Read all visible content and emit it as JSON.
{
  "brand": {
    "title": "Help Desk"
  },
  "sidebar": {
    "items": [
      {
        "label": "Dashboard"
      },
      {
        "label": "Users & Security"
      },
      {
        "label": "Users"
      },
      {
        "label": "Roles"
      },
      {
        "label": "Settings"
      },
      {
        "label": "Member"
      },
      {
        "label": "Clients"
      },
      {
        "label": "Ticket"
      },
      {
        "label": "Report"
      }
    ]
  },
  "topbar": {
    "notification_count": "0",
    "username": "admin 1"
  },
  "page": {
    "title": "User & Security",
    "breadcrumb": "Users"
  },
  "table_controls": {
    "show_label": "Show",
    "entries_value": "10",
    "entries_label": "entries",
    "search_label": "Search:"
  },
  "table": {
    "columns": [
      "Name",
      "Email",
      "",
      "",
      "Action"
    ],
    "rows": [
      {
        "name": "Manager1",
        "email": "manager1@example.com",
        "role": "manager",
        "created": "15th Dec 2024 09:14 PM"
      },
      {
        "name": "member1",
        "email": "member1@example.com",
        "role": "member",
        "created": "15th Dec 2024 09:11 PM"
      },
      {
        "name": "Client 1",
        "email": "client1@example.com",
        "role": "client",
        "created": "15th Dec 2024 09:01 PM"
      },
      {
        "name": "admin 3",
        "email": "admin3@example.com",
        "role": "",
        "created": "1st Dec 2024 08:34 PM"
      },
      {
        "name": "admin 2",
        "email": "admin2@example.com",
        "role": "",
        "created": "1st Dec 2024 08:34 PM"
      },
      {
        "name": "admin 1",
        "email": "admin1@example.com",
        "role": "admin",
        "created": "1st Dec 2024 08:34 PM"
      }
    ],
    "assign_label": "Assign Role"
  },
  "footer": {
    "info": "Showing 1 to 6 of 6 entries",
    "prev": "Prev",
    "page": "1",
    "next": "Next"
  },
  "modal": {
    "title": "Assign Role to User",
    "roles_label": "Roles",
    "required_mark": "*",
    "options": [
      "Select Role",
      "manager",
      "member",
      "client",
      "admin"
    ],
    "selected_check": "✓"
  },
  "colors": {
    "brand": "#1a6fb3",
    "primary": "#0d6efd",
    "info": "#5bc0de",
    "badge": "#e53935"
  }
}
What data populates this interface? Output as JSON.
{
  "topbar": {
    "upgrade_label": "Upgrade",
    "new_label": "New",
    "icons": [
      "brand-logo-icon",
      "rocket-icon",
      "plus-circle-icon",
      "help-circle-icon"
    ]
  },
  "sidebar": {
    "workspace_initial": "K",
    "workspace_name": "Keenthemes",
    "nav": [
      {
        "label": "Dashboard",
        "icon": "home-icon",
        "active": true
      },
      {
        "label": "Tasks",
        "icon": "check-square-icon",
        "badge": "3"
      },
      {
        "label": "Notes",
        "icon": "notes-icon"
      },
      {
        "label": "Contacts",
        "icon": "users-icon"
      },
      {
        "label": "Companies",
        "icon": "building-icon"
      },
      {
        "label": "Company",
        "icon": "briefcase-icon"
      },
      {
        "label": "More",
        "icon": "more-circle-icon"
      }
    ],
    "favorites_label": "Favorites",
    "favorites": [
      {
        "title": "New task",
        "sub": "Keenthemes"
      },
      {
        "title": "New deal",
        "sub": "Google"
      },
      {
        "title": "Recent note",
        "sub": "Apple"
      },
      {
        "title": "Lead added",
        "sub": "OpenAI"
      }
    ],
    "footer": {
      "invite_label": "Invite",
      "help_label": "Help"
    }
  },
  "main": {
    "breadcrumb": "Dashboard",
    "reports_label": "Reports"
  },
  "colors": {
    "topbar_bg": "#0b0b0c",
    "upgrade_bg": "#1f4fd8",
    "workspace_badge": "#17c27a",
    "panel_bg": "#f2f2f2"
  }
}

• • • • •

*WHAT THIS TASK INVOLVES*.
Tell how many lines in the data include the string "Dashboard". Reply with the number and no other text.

*TASK RESPONSE*.
3